Exercise description. Copy out each line of the material below that holds the string "color".

Source records.
- - -
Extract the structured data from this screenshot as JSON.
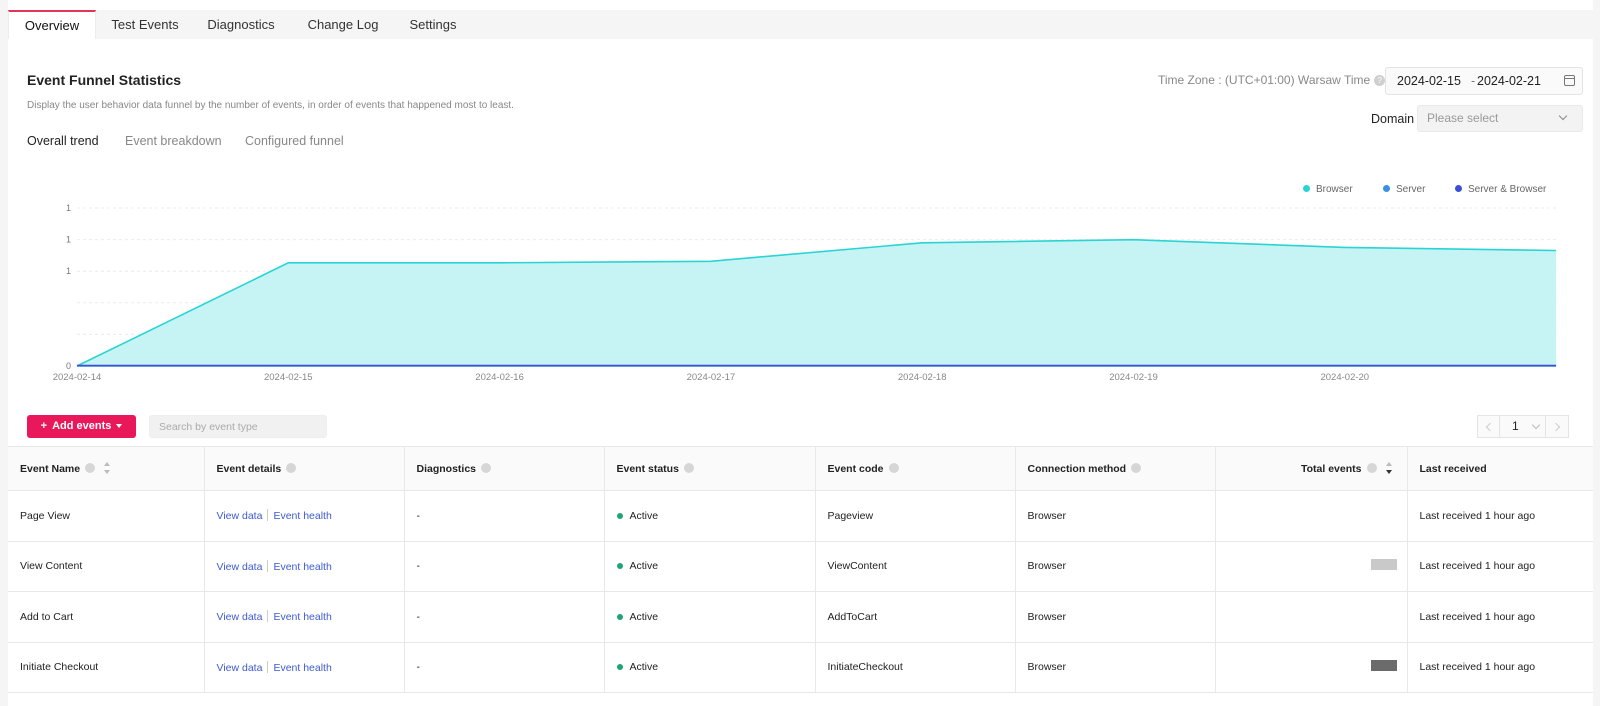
{
  "tabs": [
    {
      "label": "Overview",
      "active": true
    },
    {
      "label": "Test Events",
      "active": false
    },
    {
      "label": "Diagnostics",
      "active": false
    },
    {
      "label": "Change Log",
      "active": false
    },
    {
      "label": "Settings",
      "active": false
    }
  ],
  "header": {
    "title": "Event Funnel Statistics",
    "description": "Display the user behavior data funnel by the number of events, in order of events that happened most to least.",
    "timezone_label": "Time Zone : (UTC+01:00) Warsaw Time",
    "date_start": "2024-02-15",
    "date_sep": "-",
    "date_end": "2024-02-21",
    "domain_label": "Domain",
    "domain_placeholder": "Please select"
  },
  "subtabs": [
    {
      "label": "Overall trend",
      "active": true
    },
    {
      "label": "Event breakdown",
      "active": false
    },
    {
      "label": "Configured funnel",
      "active": false
    }
  ],
  "chart_data": {
    "type": "area",
    "x": [
      "2024-02-14",
      "2024-02-15",
      "2024-02-16",
      "2024-02-17",
      "2024-02-18",
      "2024-02-19",
      "2024-02-20",
      "2024-02-21"
    ],
    "xticks": [
      "2024-02-14",
      "2024-02-15",
      "2024-02-16",
      "2024-02-17",
      "2024-02-18",
      "2024-02-19",
      "2024-02-20"
    ],
    "yticks": [
      "0",
      "",
      "",
      "1",
      "1",
      "1"
    ],
    "series": [
      {
        "name": "Browser",
        "color": "#2ad4d4",
        "values": [
          0,
          0.67,
          0.67,
          0.68,
          0.8,
          0.82,
          0.77,
          0.75
        ]
      },
      {
        "name": "Server",
        "color": "#3d8fe0",
        "values": [
          0,
          0,
          0,
          0,
          0,
          0,
          0,
          0
        ]
      },
      {
        "name": "Server & Browser",
        "color": "#3b4fd6",
        "values": [
          0,
          0,
          0,
          0,
          0,
          0,
          0,
          0
        ]
      }
    ],
    "ylim": [
      0,
      1
    ],
    "grid": true,
    "legend": "top-right"
  },
  "toolbar": {
    "add_label": "Add events",
    "search_placeholder": "Search by event type",
    "page": "1"
  },
  "table": {
    "columns": [
      "Event Name",
      "Event details",
      "Diagnostics",
      "Event status",
      "Event code",
      "Connection method",
      "Total events",
      "Last received"
    ],
    "rows": [
      {
        "name": "Page View",
        "view": "View data",
        "health": "Event health",
        "diag": "-",
        "status": "Active",
        "code": "Pageview",
        "method": "Browser",
        "last": "Last received 1 hour ago"
      },
      {
        "name": "View Content",
        "view": "View data",
        "health": "Event health",
        "diag": "-",
        "status": "Active",
        "code": "ViewContent",
        "method": "Browser",
        "last": "Last received 1 hour ago"
      },
      {
        "name": "Add to Cart",
        "view": "View data",
        "health": "Event health",
        "diag": "-",
        "status": "Active",
        "code": "AddToCart",
        "method": "Browser",
        "last": "Last received 1 hour ago"
      },
      {
        "name": "Initiate Checkout",
        "view": "View data",
        "health": "Event health",
        "diag": "-",
        "status": "Active",
        "code": "InitiateCheckout",
        "method": "Browser",
        "last": "Last received 1 hour ago"
      }
    ]
  }
}
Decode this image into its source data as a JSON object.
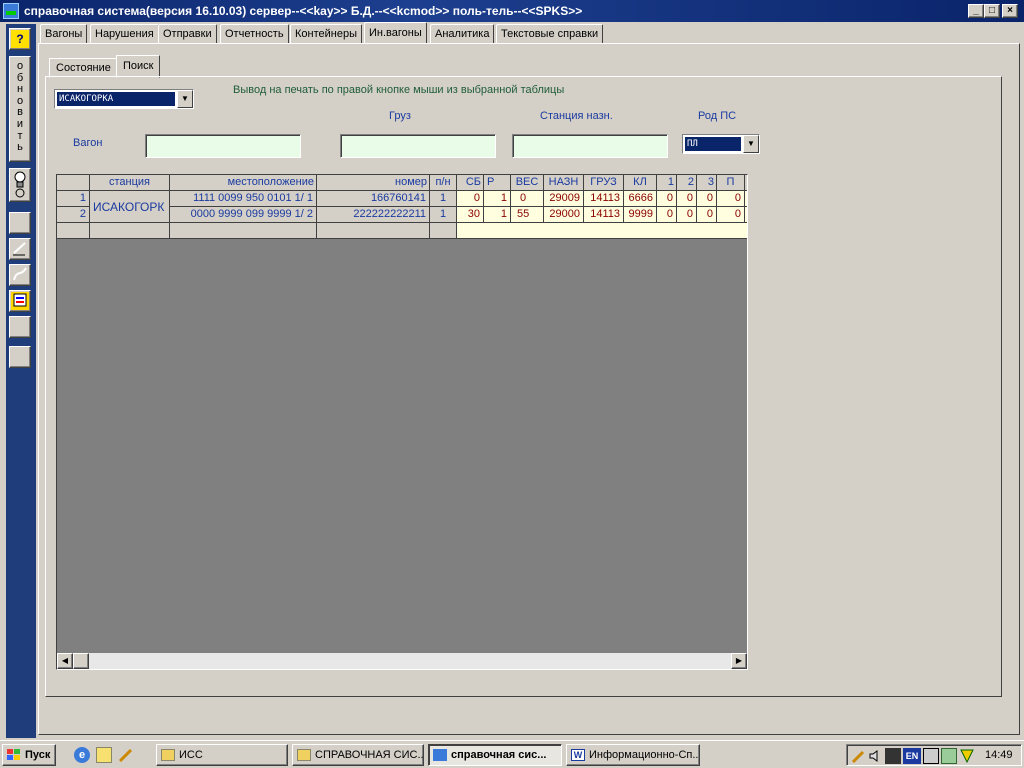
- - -
Exercise answer.
        "color": "#2ad4d4",
        "color": "#3d8fe0",
        "color": "#3b4fd6",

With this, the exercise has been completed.